*AIM OF THE EXERCISE*.
From the records below, pull each line that has "icon".

*INPUT DATA*.
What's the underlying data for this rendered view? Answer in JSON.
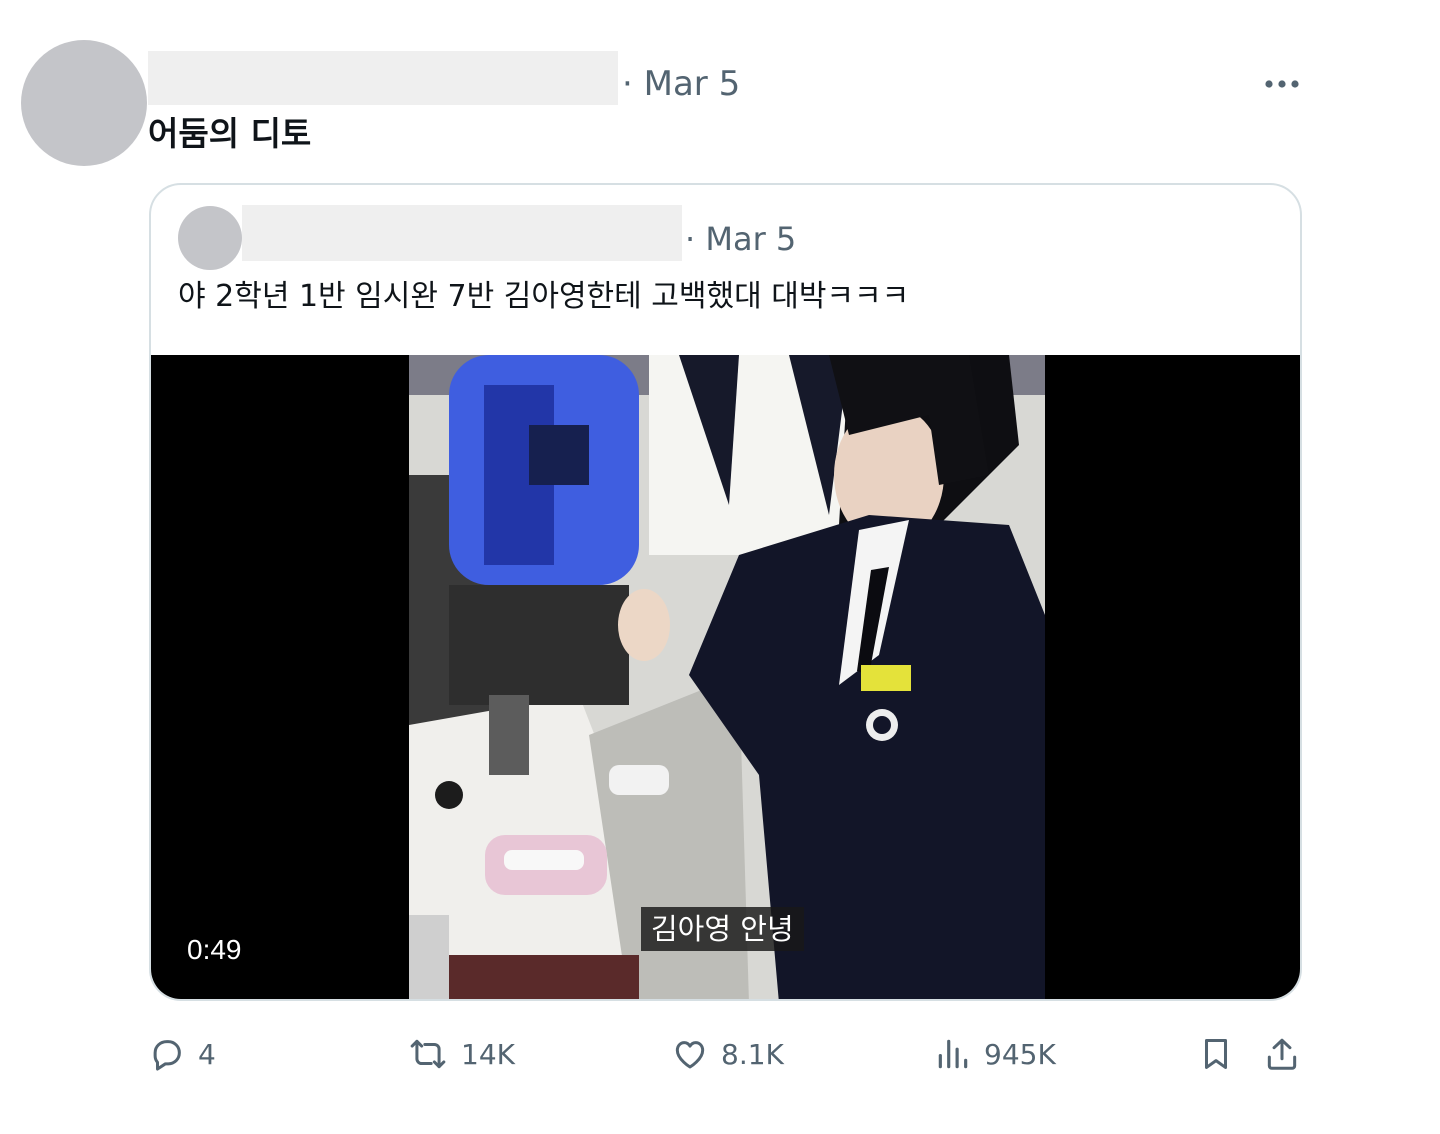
{
  "post": {
    "date": "· Mar 5",
    "text": "어둠의 디토",
    "more_icon": "more-horizontal-icon"
  },
  "quote": {
    "date": "· Mar 5",
    "text": "야 2학년 1반 임시완 7반 김아영한테 고백했대 대박ㅋㅋㅋ",
    "video": {
      "duration": "0:49",
      "subtitle": "김아영 안녕"
    }
  },
  "actions": {
    "replies": {
      "icon": "reply-icon",
      "count": "4"
    },
    "reposts": {
      "icon": "repost-icon",
      "count": "14K"
    },
    "likes": {
      "icon": "heart-icon",
      "count": "8.1K"
    },
    "views": {
      "icon": "views-icon",
      "count": "945K"
    },
    "bookmark": {
      "icon": "bookmark-icon"
    },
    "share": {
      "icon": "share-icon"
    }
  },
  "colors": {
    "secondary_text": "#536471",
    "primary_text": "#0f1419",
    "border": "#d6dfe3",
    "redaction": "#efefef",
    "avatar": "#c4c5c9"
  }
}
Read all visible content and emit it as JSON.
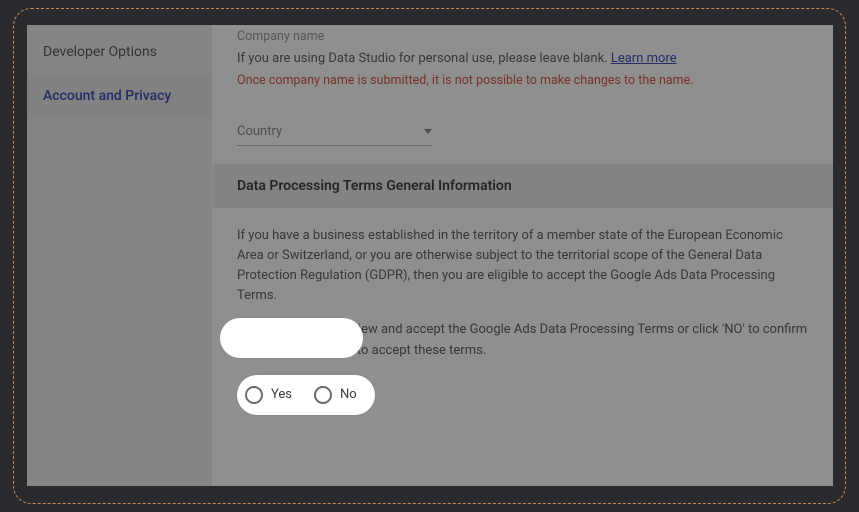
{
  "sidebar": {
    "items": [
      {
        "label": "Developer Options"
      },
      {
        "label": "Account and Privacy"
      }
    ]
  },
  "company": {
    "label": "Company name",
    "helper": "If you are using Data Studio for personal use, please leave blank. ",
    "learn_more": "Learn more",
    "warning": "Once company name is submitted, it is not possible to make changes to the name."
  },
  "country": {
    "label": "Country"
  },
  "terms": {
    "header": "Data Processing Terms General Information",
    "body1": "If you have a business established in the territory of a member state of the European Economic Area or Switzerland, or you are otherwise subject to the territorial scope of the General Data Protection Regulation (GDPR), then you are eligible to accept the Google Ads Data Processing Terms.",
    "body2": "Click 'YES' below to view and accept the Google Ads Data Processing Terms or click 'NO' to confirm that you do not wish to accept these terms.",
    "yes": "Yes",
    "no": "No"
  }
}
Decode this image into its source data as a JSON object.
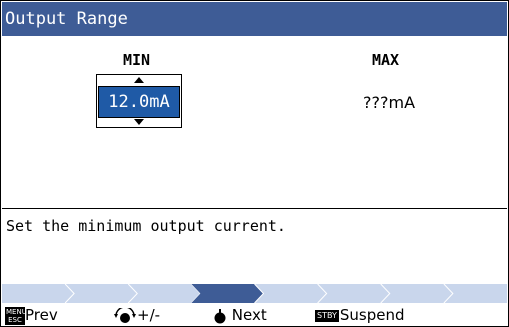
{
  "title": "Output Range",
  "columns": {
    "min_label": "MIN",
    "max_label": "MAX"
  },
  "min_value": "12.0mA",
  "max_value": "???mA",
  "message": "Set the minimum output current.",
  "progress": {
    "steps": 8,
    "current_step": 3
  },
  "footer": {
    "menu_key": "MENU\nESC",
    "prev_label": "Prev",
    "adjust_label": "+/-",
    "next_label": "Next",
    "stby_key": "STBY",
    "suspend_label": "Suspend"
  },
  "colors": {
    "title_bg": "#3e5c96",
    "selected_bg": "#1f5aa6",
    "progress_bg": "#c9d6ec",
    "progress_active": "#3e5c96"
  }
}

*FINISHED TASK*.
    "more_icon": "more-horizontal-icon"
      "icon": "reply-icon",
      "icon": "repost-icon",
      "icon": "heart-icon",
      "icon": "views-icon",
      "icon": "bookmark-icon"
      "icon": "share-icon"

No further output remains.